Exercise goal: In the data below, which lines hold "Killer"? Copy every one.

Material for this exercise:
++++

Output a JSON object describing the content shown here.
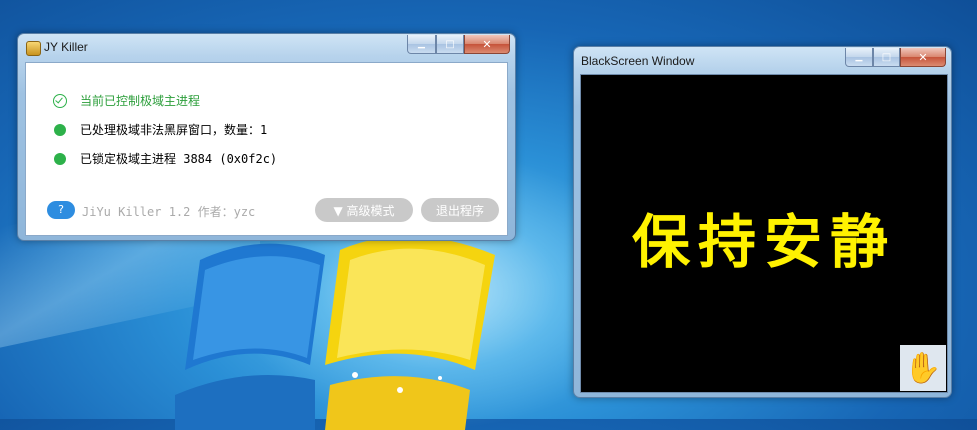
{
  "jy_window": {
    "title": "JY Killer",
    "status": [
      {
        "text": "当前已控制极域主进程",
        "state": "ok"
      },
      {
        "text": "已处理极域非法黑屏窗口，数量：1",
        "state": "done"
      },
      {
        "text": "已锁定极域主进程 3884 (0x0f2c)",
        "state": "done"
      }
    ],
    "help_label": "?",
    "version_text": "JiYu Killer 1.2 作者：yzc",
    "advanced_button": "▼ 高级模式",
    "exit_button": "退出程序",
    "min_glyph": "▁",
    "max_glyph": "□",
    "close_glyph": "✕"
  },
  "bs_window": {
    "title": "BlackScreen Window",
    "message": "保持安静",
    "hand_glyph": "✋",
    "min_glyph": "▁",
    "max_glyph": "□",
    "close_glyph": "✕"
  },
  "colors": {
    "status_green": "#2db14a",
    "message_yellow": "#fff200",
    "help_blue": "#2e8de0"
  }
}
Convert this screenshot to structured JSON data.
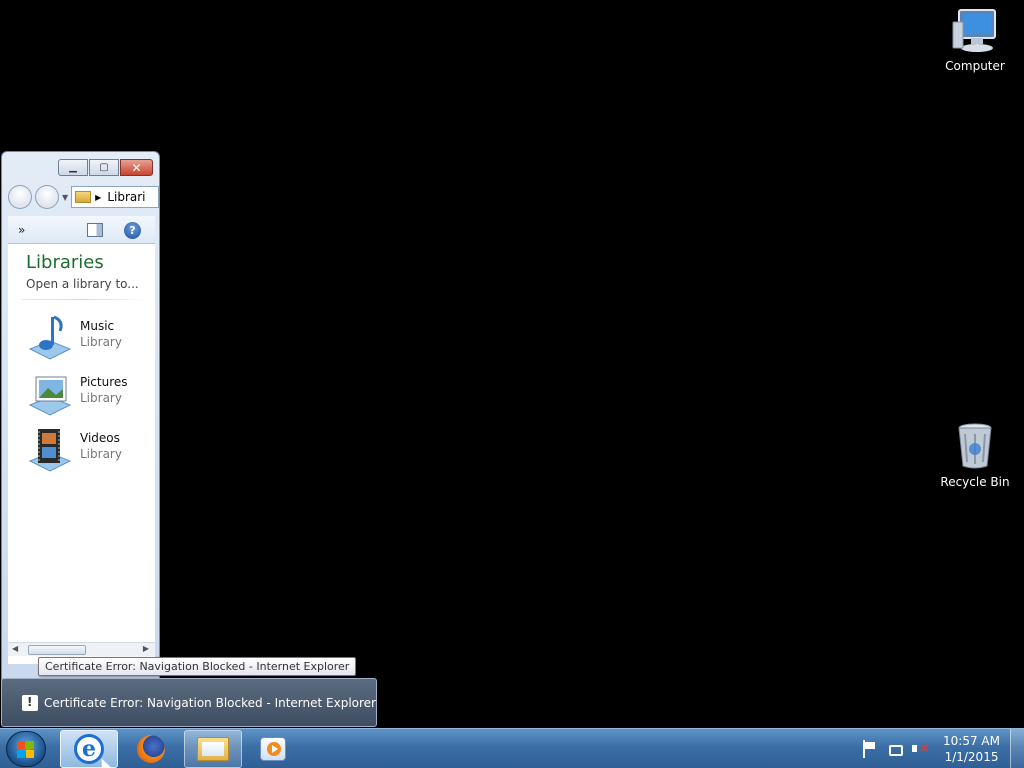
{
  "desktop": {
    "icons": [
      {
        "label": "Computer",
        "icon": "computer-icon"
      },
      {
        "label": "Recycle Bin",
        "icon": "recycle-bin-icon"
      }
    ]
  },
  "explorer": {
    "address": "Librari",
    "command_more": "»",
    "help_glyph": "?",
    "heading": "Libraries",
    "subheading": "Open a library to...",
    "items": [
      {
        "name": "Music",
        "type": "Library",
        "icon": "music-library-icon"
      },
      {
        "name": "Pictures",
        "type": "Library",
        "icon": "pictures-library-icon"
      },
      {
        "name": "Videos",
        "type": "Library",
        "icon": "videos-library-icon"
      }
    ]
  },
  "tooltip": {
    "text": "Certificate Error: Navigation Blocked - Internet Explorer"
  },
  "thumbnail_popup": {
    "title": "Certificate Error: Navigation Blocked - Internet Explorer"
  },
  "taskbar": {
    "buttons": [
      {
        "name": "Internet Explorer",
        "icon": "internet-explorer-icon",
        "glyph": "e"
      },
      {
        "name": "Firefox",
        "icon": "firefox-icon"
      },
      {
        "name": "Windows Explorer",
        "icon": "windows-explorer-icon"
      },
      {
        "name": "Windows Media Player",
        "icon": "media-player-icon"
      }
    ],
    "clock": {
      "time": "10:57 AM",
      "date": "1/1/2015"
    }
  },
  "colors": {
    "accent_heading": "#1e6b2f",
    "taskbar": "#3b6fa6",
    "close_button": "#c7452e"
  }
}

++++

Task answer:
    "title": "JY Killer",
    "version_text": "JiYu Killer 1.2 作者：yzc",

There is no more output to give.